### Exercise requirements
Go through the records, and copy each line in which the string "greet" is present.
----
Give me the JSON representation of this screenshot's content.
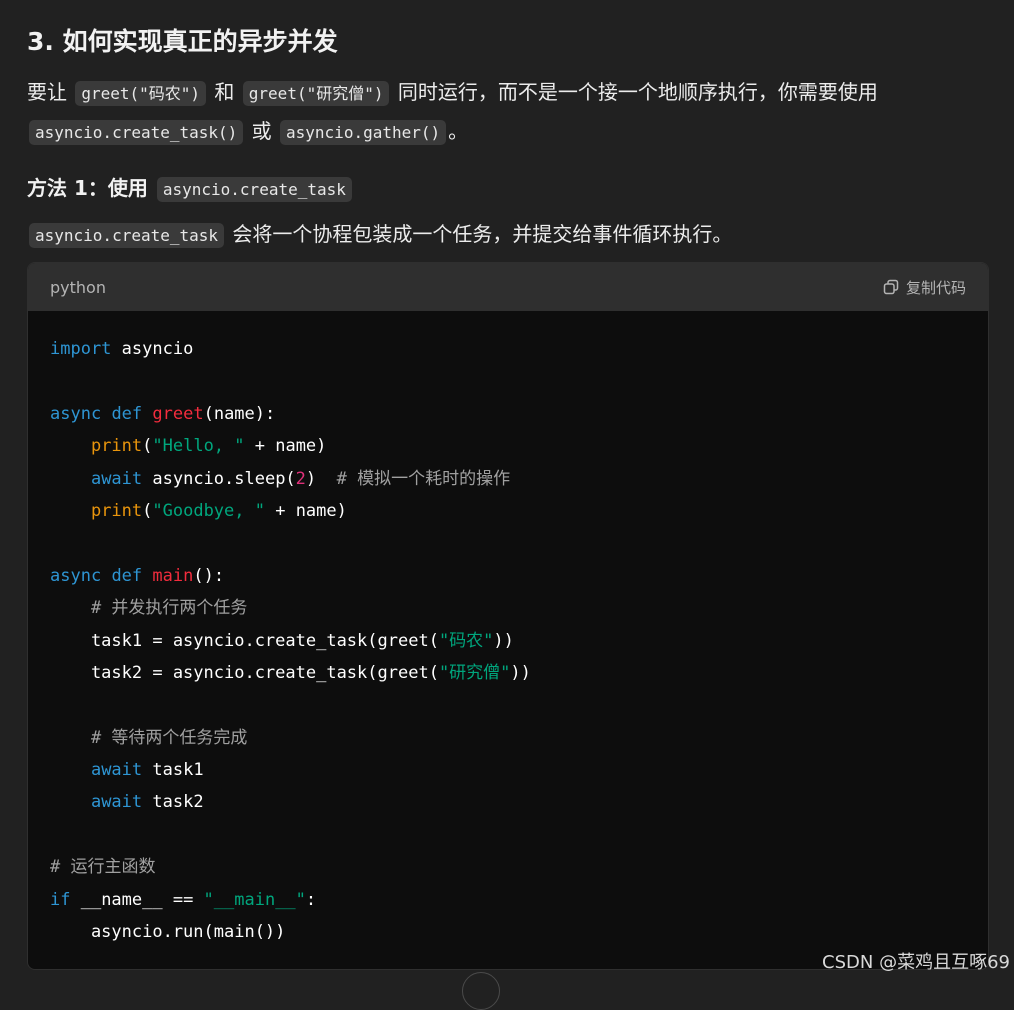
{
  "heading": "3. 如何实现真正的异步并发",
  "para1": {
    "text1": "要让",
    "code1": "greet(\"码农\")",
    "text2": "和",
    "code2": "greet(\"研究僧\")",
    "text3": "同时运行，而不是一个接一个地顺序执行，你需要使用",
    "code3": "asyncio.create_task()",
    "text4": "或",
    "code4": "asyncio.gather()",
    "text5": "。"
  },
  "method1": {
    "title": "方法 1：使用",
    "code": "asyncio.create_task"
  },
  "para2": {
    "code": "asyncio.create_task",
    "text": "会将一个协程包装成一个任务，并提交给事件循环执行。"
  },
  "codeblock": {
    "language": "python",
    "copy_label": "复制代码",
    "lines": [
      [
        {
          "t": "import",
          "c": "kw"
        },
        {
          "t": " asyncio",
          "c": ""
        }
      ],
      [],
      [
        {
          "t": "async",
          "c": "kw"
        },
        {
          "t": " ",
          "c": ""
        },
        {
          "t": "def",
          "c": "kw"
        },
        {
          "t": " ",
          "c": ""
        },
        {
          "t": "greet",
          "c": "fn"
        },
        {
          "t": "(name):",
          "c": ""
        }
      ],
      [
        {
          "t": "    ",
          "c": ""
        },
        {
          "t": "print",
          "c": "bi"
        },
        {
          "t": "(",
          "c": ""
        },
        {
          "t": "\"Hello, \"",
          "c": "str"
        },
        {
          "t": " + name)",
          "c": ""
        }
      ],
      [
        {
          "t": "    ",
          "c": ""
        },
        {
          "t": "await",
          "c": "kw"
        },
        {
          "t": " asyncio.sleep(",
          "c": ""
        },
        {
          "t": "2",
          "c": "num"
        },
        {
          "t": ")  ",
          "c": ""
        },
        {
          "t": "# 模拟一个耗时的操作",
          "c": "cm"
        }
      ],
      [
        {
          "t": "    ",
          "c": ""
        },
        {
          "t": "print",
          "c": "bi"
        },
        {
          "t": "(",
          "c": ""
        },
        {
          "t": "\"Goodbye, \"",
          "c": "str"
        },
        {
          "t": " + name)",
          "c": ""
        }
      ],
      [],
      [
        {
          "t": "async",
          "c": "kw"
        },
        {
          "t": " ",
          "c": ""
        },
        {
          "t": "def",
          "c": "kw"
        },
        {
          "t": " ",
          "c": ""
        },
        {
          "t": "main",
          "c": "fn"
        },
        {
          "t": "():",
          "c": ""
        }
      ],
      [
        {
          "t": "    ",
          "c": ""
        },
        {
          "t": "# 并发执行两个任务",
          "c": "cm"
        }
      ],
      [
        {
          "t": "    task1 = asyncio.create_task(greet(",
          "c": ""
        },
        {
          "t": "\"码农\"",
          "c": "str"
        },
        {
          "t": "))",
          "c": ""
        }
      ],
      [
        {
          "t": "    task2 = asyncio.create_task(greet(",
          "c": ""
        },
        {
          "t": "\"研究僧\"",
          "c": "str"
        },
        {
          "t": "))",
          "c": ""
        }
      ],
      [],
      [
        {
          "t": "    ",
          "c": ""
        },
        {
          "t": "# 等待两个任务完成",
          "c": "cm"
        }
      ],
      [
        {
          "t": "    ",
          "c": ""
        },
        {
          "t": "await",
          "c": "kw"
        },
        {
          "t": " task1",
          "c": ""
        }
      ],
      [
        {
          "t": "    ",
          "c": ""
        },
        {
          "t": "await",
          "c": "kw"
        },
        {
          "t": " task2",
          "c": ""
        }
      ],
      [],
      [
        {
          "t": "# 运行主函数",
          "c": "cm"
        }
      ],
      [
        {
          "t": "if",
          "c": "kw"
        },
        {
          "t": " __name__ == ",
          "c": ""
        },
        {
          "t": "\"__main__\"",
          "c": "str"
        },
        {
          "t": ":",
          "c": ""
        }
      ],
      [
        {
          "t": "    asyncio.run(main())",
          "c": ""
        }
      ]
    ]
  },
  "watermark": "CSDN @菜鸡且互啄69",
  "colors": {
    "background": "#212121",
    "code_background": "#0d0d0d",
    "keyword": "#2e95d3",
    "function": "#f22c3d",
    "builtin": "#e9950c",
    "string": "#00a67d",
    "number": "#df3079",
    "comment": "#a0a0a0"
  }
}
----
### Written response
    "code1": "greet(\"码农\")",
    "code2": "greet(\"研究僧\")",
          "t": "greet",
          "t": "    task1 = asyncio.create_task(greet(",
          "t": "    task2 = asyncio.create_task(greet(",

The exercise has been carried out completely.